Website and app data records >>
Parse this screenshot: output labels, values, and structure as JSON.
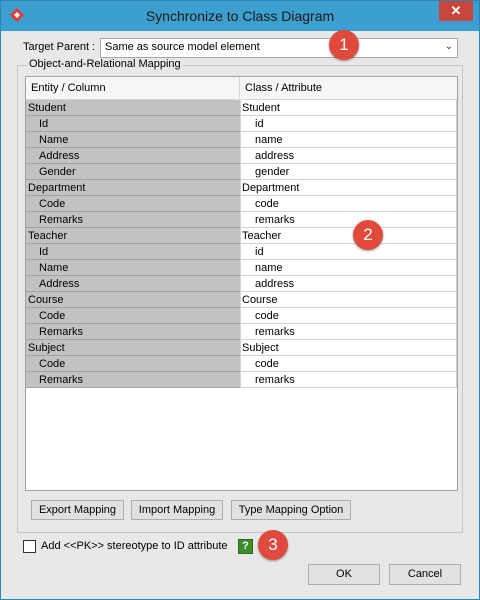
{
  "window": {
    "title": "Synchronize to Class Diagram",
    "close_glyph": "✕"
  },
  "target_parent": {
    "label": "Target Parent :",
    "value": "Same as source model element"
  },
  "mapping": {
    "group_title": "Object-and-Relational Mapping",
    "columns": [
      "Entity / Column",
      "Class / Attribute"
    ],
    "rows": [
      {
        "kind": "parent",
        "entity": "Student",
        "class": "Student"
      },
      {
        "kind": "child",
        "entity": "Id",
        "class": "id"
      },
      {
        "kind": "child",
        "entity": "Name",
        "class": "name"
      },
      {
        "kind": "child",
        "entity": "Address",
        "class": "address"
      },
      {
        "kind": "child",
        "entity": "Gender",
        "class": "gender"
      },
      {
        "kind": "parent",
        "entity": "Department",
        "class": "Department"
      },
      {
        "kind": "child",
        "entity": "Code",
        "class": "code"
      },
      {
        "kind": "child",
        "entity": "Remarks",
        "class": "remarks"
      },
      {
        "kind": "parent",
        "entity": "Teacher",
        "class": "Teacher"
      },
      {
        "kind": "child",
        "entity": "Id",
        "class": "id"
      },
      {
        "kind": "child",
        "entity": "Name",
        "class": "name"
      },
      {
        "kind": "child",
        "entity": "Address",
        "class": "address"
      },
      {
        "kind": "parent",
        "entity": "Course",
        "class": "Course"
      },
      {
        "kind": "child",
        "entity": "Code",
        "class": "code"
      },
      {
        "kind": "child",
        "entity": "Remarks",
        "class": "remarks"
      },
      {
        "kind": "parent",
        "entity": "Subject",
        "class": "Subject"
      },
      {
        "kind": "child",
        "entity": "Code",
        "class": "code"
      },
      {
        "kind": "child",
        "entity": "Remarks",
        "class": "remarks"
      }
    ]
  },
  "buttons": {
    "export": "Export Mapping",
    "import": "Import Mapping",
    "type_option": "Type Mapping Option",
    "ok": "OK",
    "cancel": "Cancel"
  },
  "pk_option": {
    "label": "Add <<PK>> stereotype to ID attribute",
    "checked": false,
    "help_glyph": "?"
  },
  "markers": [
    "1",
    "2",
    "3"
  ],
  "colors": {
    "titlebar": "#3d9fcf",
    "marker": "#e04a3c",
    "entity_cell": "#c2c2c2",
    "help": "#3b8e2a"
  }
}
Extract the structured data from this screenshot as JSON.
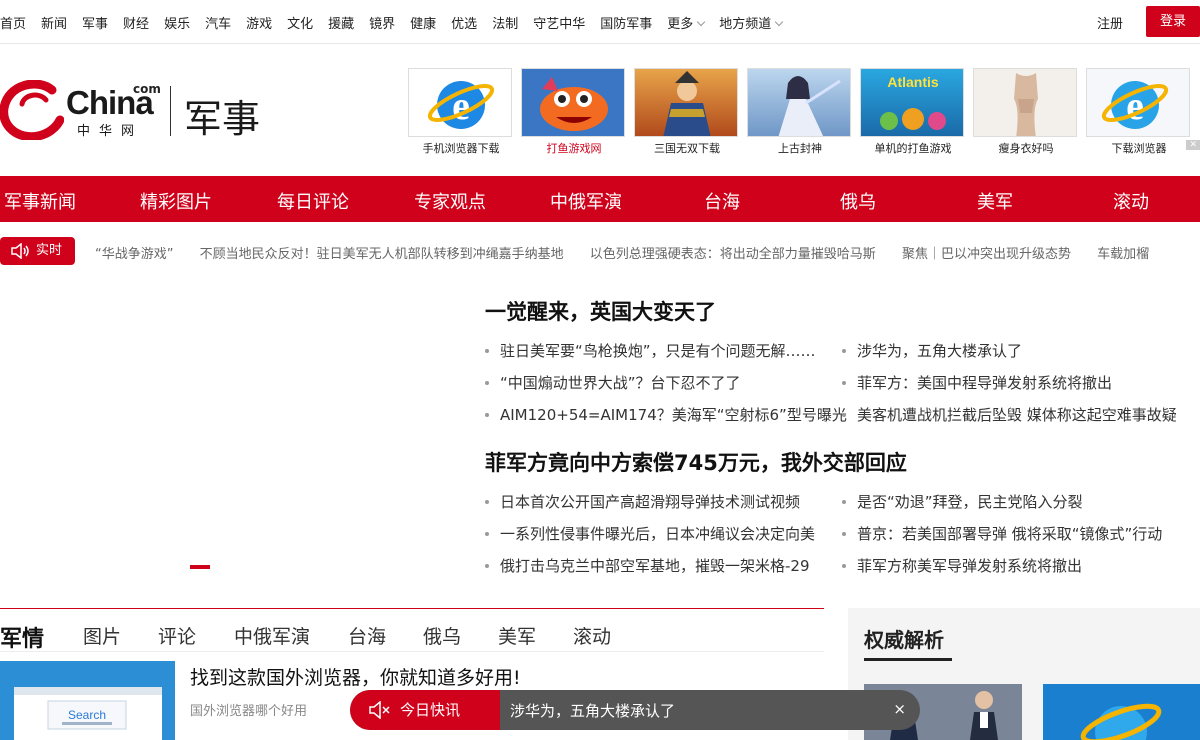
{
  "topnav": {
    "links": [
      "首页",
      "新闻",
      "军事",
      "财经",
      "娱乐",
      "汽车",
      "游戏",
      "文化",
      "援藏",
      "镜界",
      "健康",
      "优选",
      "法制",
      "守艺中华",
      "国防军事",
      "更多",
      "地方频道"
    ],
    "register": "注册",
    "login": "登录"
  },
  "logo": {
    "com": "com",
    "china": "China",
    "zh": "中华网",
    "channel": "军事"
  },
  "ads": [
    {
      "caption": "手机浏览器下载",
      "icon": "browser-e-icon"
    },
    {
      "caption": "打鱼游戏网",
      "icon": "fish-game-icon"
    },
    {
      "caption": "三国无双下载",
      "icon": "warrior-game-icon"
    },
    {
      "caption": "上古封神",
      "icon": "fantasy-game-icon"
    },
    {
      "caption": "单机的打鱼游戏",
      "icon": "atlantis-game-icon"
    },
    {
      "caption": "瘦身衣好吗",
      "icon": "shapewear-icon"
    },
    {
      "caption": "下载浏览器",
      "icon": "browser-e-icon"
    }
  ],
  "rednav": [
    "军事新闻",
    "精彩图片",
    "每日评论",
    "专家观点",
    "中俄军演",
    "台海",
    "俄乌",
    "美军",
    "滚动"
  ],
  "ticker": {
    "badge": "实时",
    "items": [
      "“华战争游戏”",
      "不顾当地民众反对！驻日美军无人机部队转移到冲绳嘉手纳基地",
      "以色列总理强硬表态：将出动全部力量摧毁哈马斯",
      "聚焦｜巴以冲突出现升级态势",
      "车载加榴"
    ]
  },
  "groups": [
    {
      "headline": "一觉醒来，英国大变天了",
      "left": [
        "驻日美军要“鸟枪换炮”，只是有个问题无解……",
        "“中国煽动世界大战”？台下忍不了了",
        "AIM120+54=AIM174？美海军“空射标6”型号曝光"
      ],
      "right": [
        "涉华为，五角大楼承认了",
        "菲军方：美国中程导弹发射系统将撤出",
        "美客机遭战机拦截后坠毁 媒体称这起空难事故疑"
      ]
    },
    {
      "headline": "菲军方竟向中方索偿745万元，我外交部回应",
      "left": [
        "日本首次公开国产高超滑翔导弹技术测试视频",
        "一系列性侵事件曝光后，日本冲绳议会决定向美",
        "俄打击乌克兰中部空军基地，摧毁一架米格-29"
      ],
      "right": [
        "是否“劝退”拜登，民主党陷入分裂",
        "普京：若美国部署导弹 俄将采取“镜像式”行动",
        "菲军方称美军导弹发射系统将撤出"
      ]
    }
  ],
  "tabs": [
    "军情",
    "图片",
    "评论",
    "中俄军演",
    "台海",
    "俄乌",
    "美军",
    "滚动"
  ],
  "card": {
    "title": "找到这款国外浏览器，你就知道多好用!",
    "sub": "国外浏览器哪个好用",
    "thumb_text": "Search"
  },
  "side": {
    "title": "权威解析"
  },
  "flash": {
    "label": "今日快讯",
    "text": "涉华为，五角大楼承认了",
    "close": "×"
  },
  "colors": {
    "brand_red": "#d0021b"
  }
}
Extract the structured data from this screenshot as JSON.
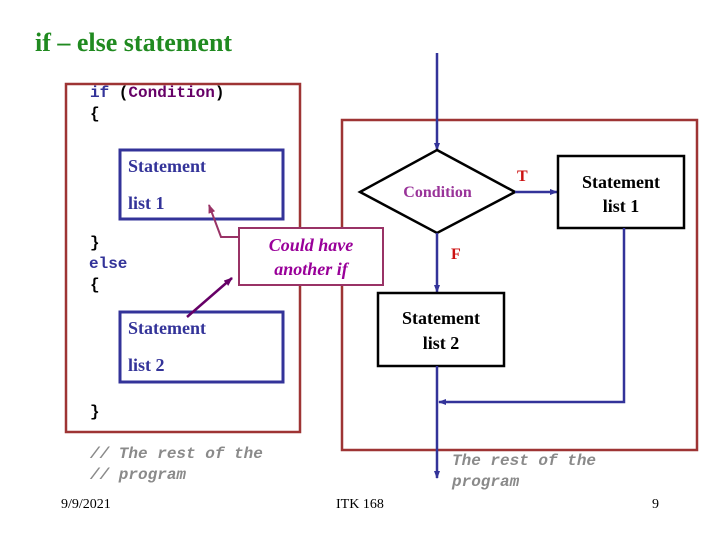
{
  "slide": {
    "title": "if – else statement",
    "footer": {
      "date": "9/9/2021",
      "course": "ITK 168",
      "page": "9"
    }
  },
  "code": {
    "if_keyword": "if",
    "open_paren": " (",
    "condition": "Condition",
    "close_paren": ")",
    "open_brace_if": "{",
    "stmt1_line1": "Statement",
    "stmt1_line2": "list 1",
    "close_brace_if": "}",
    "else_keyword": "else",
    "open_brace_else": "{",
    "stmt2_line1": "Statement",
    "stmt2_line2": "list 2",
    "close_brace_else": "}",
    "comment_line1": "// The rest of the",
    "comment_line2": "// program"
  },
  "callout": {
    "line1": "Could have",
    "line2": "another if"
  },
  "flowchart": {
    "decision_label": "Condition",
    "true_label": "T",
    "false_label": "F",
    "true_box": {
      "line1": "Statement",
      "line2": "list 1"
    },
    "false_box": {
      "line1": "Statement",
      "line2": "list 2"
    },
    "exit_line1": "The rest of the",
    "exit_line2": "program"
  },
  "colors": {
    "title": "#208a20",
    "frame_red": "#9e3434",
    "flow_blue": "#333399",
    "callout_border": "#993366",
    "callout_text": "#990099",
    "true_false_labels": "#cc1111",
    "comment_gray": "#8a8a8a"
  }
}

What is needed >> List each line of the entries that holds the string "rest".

Finished exercise >>
    "comment_line1": "// The rest of the",
    "exit_line1": "The rest of the",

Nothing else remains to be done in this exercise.